Okay, so I might argue with this one sometimes. I mean, seriously? Sexy pirate costume with bright pink arm… kidney… thingies…

But, in reality, if you’re going to a club party, a pink sexy pirate will fit in much better than a genuine 17th century pirate. The point of being a sexy pirate isn’t to re-live the past, anyway. No matter how much we try, we are living in the now and our costumes are made to  be enjoyed in the present in many different situations. My first “real” costume that fit all wrong was not a failure. I handed out candy to tons of little kids that night who thought my costume was awesome and a few parents even complimented it. The truth is, all your costumes are valuable. They can teach you things, set you apart, and make people happy.



  • Design and wear costumes that make you happy.

If you like yards of soft, plushy green velvet, use soft, plushy green velvet. Making a swiss dot dress from every decade since 1820 your fantasy? Do it. Want to add buckles to your corset instead of a boring busk? Heck yes! Costumes and clothes in general are an extension of who you are. If you look in the mirror and don’t wink at yourself, something’s wrong. Beauty is in the eye of the beholder, so don’t exclude something just because at first glance it looks hideous. A garish orange plaid might make an extraordinary 1840s dress. I saw a woman in a period perfect Tudor dress made from hot pink and blue tie-dye! She was the most beautiful Tatiana at the faire. When you have to costume for an event, on commission, or for a group, you will have to work to meet other people’s needs and tastes, yet there should always be something in it that makes you proud. Dip into your imagination and find ways to meld what needs to get done with what you want to get done. You are limited only by your means, and even then there are ways to sneak around obstacles to create an outfit you love!


  • Keep learning! Don’t be afraid to try something new.
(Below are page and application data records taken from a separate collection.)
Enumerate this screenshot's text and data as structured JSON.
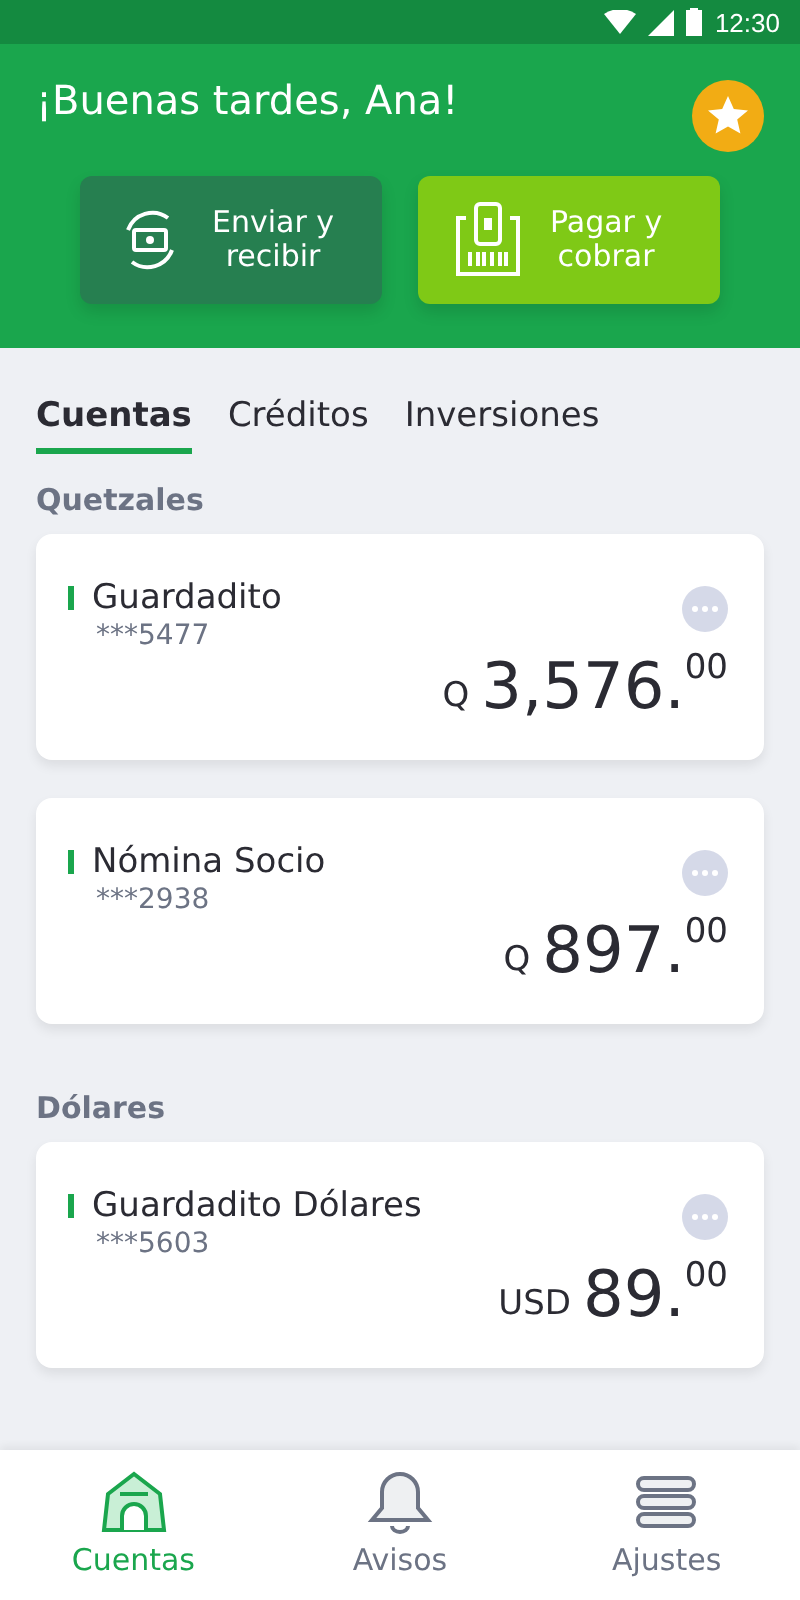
{
  "status_bar": {
    "time": "12:30"
  },
  "header": {
    "greeting": "¡Buenas tardes, Ana!",
    "actions": [
      {
        "kind": "transfer",
        "label": "Enviar y\nrecibir"
      },
      {
        "kind": "pay",
        "label": "Pagar y\ncobrar"
      }
    ]
  },
  "tabs": [
    {
      "label": "Cuentas",
      "selected": true
    },
    {
      "label": "Créditos",
      "selected": false
    },
    {
      "label": "Inversiones",
      "selected": false
    }
  ],
  "sections": [
    {
      "title": "Quetzales",
      "accounts": [
        {
          "name": "Guardadito",
          "number": "***5477",
          "currency": "Q",
          "amount": "3,576.",
          "cents": "00"
        },
        {
          "name": "Nómina Socio",
          "number": "***2938",
          "currency": "Q",
          "amount": "897.",
          "cents": "00"
        }
      ]
    },
    {
      "title": "Dólares",
      "accounts": [
        {
          "name": "Guardadito Dólares",
          "number": "***5603",
          "currency": "USD",
          "amount": "89.",
          "cents": "00"
        }
      ]
    }
  ],
  "bottom_nav": [
    {
      "kind": "home",
      "label": "Cuentas",
      "selected": true
    },
    {
      "kind": "bell",
      "label": "Avisos",
      "selected": false
    },
    {
      "kind": "menu",
      "label": "Ajustes",
      "selected": false
    }
  ]
}
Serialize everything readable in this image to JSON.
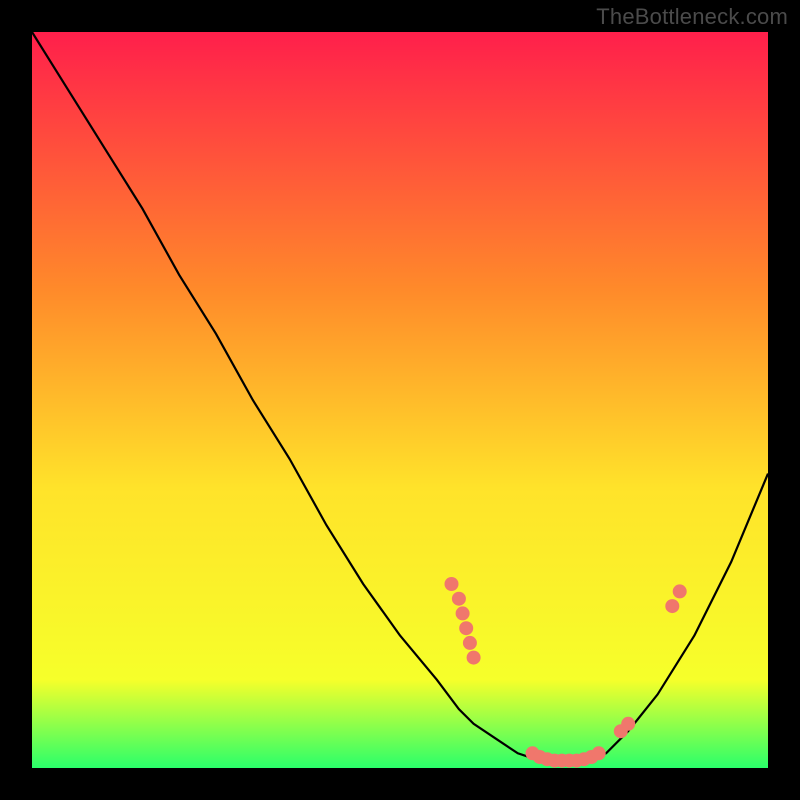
{
  "watermark": "TheBottleneck.com",
  "chart_data": {
    "type": "line",
    "title": "",
    "xlabel": "",
    "ylabel": "",
    "xlim": [
      0,
      100
    ],
    "ylim": [
      0,
      100
    ],
    "background_gradient": {
      "top": "#ff1f4b",
      "mid_upper": "#ff8a2a",
      "mid": "#ffe32a",
      "mid_lower": "#f6ff2a",
      "bottom": "#2aff6a"
    },
    "series": [
      {
        "name": "bottleneck-curve",
        "x": [
          0,
          5,
          10,
          15,
          20,
          25,
          30,
          35,
          40,
          45,
          50,
          55,
          58,
          60,
          63,
          66,
          69,
          72,
          75,
          78,
          81,
          85,
          90,
          95,
          100
        ],
        "y": [
          100,
          92,
          84,
          76,
          67,
          59,
          50,
          42,
          33,
          25,
          18,
          12,
          8,
          6,
          4,
          2,
          1,
          1,
          1,
          2,
          5,
          10,
          18,
          28,
          40
        ],
        "stroke": "#000000"
      }
    ],
    "markers": {
      "name": "highlighted-points",
      "fill": "#f0776c",
      "points": [
        {
          "x": 57,
          "y": 25
        },
        {
          "x": 58,
          "y": 23
        },
        {
          "x": 58.5,
          "y": 21
        },
        {
          "x": 59,
          "y": 19
        },
        {
          "x": 59.5,
          "y": 17
        },
        {
          "x": 60,
          "y": 15
        },
        {
          "x": 68,
          "y": 2
        },
        {
          "x": 69,
          "y": 1.5
        },
        {
          "x": 70,
          "y": 1.2
        },
        {
          "x": 71,
          "y": 1
        },
        {
          "x": 72,
          "y": 1
        },
        {
          "x": 73,
          "y": 1
        },
        {
          "x": 74,
          "y": 1
        },
        {
          "x": 75,
          "y": 1.2
        },
        {
          "x": 76,
          "y": 1.5
        },
        {
          "x": 77,
          "y": 2
        },
        {
          "x": 80,
          "y": 5
        },
        {
          "x": 81,
          "y": 6
        },
        {
          "x": 87,
          "y": 22
        },
        {
          "x": 88,
          "y": 24
        }
      ]
    }
  }
}
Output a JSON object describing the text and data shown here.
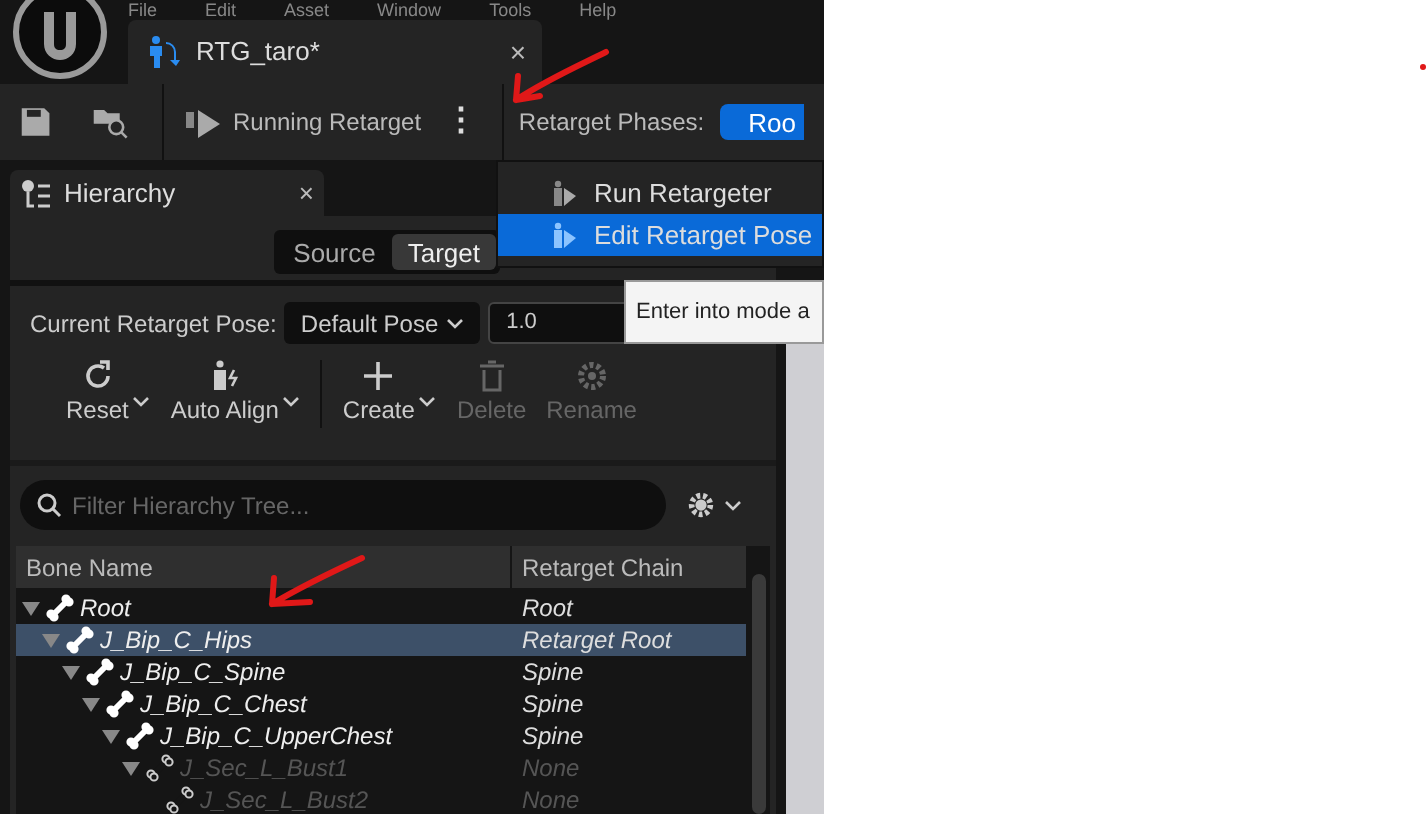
{
  "menu_bar": [
    "File",
    "Edit",
    "Asset",
    "Window",
    "Tools",
    "Help"
  ],
  "tab": {
    "title": "RTG_taro*",
    "close": "×"
  },
  "toolbar": {
    "run_button": "Running Retarget",
    "more": "⋮",
    "phases_label": "Retarget Phases:",
    "phase_button": "Roo"
  },
  "dropdown_menu": [
    {
      "label": "Run Retargeter",
      "selected": false
    },
    {
      "label": "Edit Retarget Pose",
      "selected": true
    }
  ],
  "tooltip": "Enter into mode a",
  "panel": {
    "title": "Hierarchy",
    "close": "×",
    "toggle": [
      {
        "label": "Source",
        "selected": false
      },
      {
        "label": "Target",
        "selected": true
      }
    ],
    "pose_label": "Current Retarget Pose:",
    "pose_value": "Default Pose",
    "blend_value": "1.0",
    "actions": [
      {
        "label": "Reset",
        "disabled": false,
        "dropdown": true
      },
      {
        "label": "Auto Align",
        "disabled": false,
        "dropdown": true
      },
      {
        "label": "Create",
        "disabled": false,
        "dropdown": true
      },
      {
        "label": "Delete",
        "disabled": true,
        "dropdown": false
      },
      {
        "label": "Rename",
        "disabled": true,
        "dropdown": false
      }
    ],
    "search": {
      "placeholder": "Filter Hierarchy Tree..."
    },
    "columns": [
      "Bone Name",
      "Retarget Chain"
    ],
    "tree": [
      {
        "name": "Root",
        "chain": "Root",
        "selected": false,
        "disabled": false,
        "expanded": true,
        "children": [
          {
            "name": "J_Bip_C_Hips",
            "chain": "Retarget Root",
            "selected": true,
            "disabled": false,
            "expanded": true,
            "children": [
              {
                "name": "J_Bip_C_Spine",
                "chain": "Spine",
                "selected": false,
                "disabled": false,
                "expanded": true,
                "children": [
                  {
                    "name": "J_Bip_C_Chest",
                    "chain": "Spine",
                    "selected": false,
                    "disabled": false,
                    "expanded": true,
                    "children": [
                      {
                        "name": "J_Bip_C_UpperChest",
                        "chain": "Spine",
                        "selected": false,
                        "disabled": false,
                        "expanded": true,
                        "children": [
                          {
                            "name": "J_Sec_L_Bust1",
                            "chain": "None",
                            "selected": false,
                            "disabled": true,
                            "expanded": true,
                            "children": [
                              {
                                "name": "J_Sec_L_Bust2",
                                "chain": "None",
                                "selected": false,
                                "disabled": true
                              }
                            ]
                          }
                        ]
                      }
                    ]
                  }
                ]
              }
            ]
          }
        ]
      }
    ]
  }
}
Fresh ideas and experimentation are the key to becoming a great costumer. It sounds so easy, but it can be so hard! Living under the dark “gotta be first!” cloud is no fun, then again, neither is making the same thing over and over. Escape from both by trying new things in small doses or bash all expectations to bits by going in a radical new direction. Sometimes new doesn’t necessarily mean you have to invent something no one’s ever done before. What’s important is that you’ve never done it before. Never used a buttonhole attachment on your sewing machine? Never made rouge from an 18th century recipe? Never heard of dieselpunk? Never seen a 14th century Vietnamese dress? Never tried making a bonnet from a cereal box? Knock those atrocious “Nevers” into oblivion as much as possible. You’ll be amazed at how much fun you’ll have and what you discover!

Happy Costuming!

Inspired by “Twelve Things You Were Not Taught in School About Creative Thinking” by Michael Michalko

For more information on how to handle criticism and bullying in the reenactment community, check out “Ask A Reenactor: Bullying in the Hobby” by Kelsey at Historically Speaking and Nina Brand’s article “Historical Re-enactments” which discusses women in military re-enacting circles.

For more information about historical accuracy issues in costuming, visit Jennifer’s Historical Sewing articles, “Why You Can’t be 100% Historically Accurate” and (for a little pick-me-up) “Costuming Keeps Us Dreaming.”